Word for word, repeat the entries, minus the pictures.
┄┄┄┄┄┄┄┄┄┄
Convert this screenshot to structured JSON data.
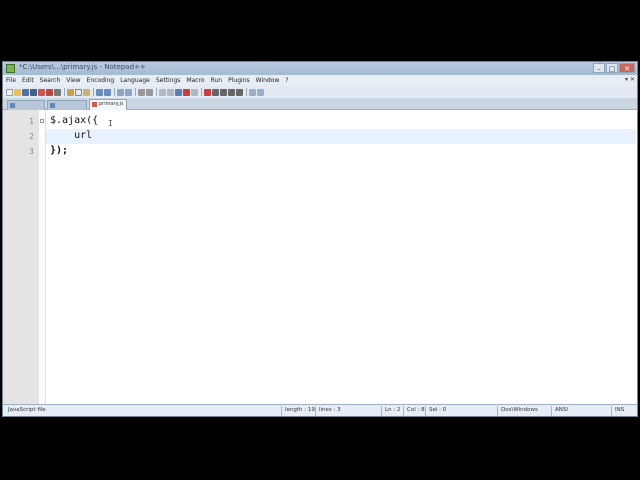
{
  "window": {
    "title": "*C:\\Users\\...\\primary.js - Notepad++"
  },
  "window_controls": {
    "minimize": "–",
    "maximize": "□",
    "close": "✕"
  },
  "menu": [
    "File",
    "Edit",
    "Search",
    "View",
    "Encoding",
    "Language",
    "Settings",
    "Macro",
    "Run",
    "Plugins",
    "Window",
    "?"
  ],
  "mdi_controls": "▾ ✕",
  "tabs": [
    {
      "label": ""
    },
    {
      "label": ""
    },
    {
      "label": "primary.js"
    }
  ],
  "editor": {
    "lines": [
      {
        "number": "1",
        "text": "$.ajax({"
      },
      {
        "number": "2",
        "text": "    url"
      },
      {
        "number": "3",
        "text": "});"
      }
    ],
    "caret_glyph": "I"
  },
  "status": {
    "file_type": "JavaScript file",
    "length": "length : 19",
    "lines": "lines : 3",
    "ln": "Ln : 2",
    "col": "Col : 8",
    "sel": "Sel : 0",
    "eol": "Dos\\Windows",
    "encoding": "ANSI",
    "mode": "INS"
  },
  "colors": {
    "current_line": "#e8f2fe",
    "chrome": "#cfd9e6",
    "active_tab_icon": "#d25a4a"
  }
}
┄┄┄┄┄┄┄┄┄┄
## WRITTEN REPLY
Convert this screenshot to structured JSON data.
{
  "window": {
    "title": "*C:\\Users\\...\\primary.js - Notepad++"
  },
  "window_controls": {
    "minimize": "–",
    "maximize": "□",
    "close": "✕"
  },
  "menu": [
    "File",
    "Edit",
    "Search",
    "View",
    "Encoding",
    "Language",
    "Settings",
    "Macro",
    "Run",
    "Plugins",
    "Window",
    "?"
  ],
  "mdi_controls": "▾ ✕",
  "tabs": [
    {
      "label": ""
    },
    {
      "label": ""
    },
    {
      "label": "primary.js"
    }
  ],
  "editor": {
    "lines": [
      {
        "number": "1",
        "text": "$.ajax({"
      },
      {
        "number": "2",
        "text": "    url"
      },
      {
        "number": "3",
        "text": "});"
      }
    ],
    "caret_glyph": "I"
  },
  "status": {
    "file_type": "JavaScript file",
    "length": "length : 19",
    "lines": "lines : 3",
    "ln": "Ln : 2",
    "col": "Col : 8",
    "sel": "Sel : 0",
    "eol": "Dos\\Windows",
    "encoding": "ANSI",
    "mode": "INS"
  },
  "colors": {
    "current_line": "#e8f2fe",
    "chrome": "#cfd9e6",
    "active_tab_icon": "#d25a4a"
  }
}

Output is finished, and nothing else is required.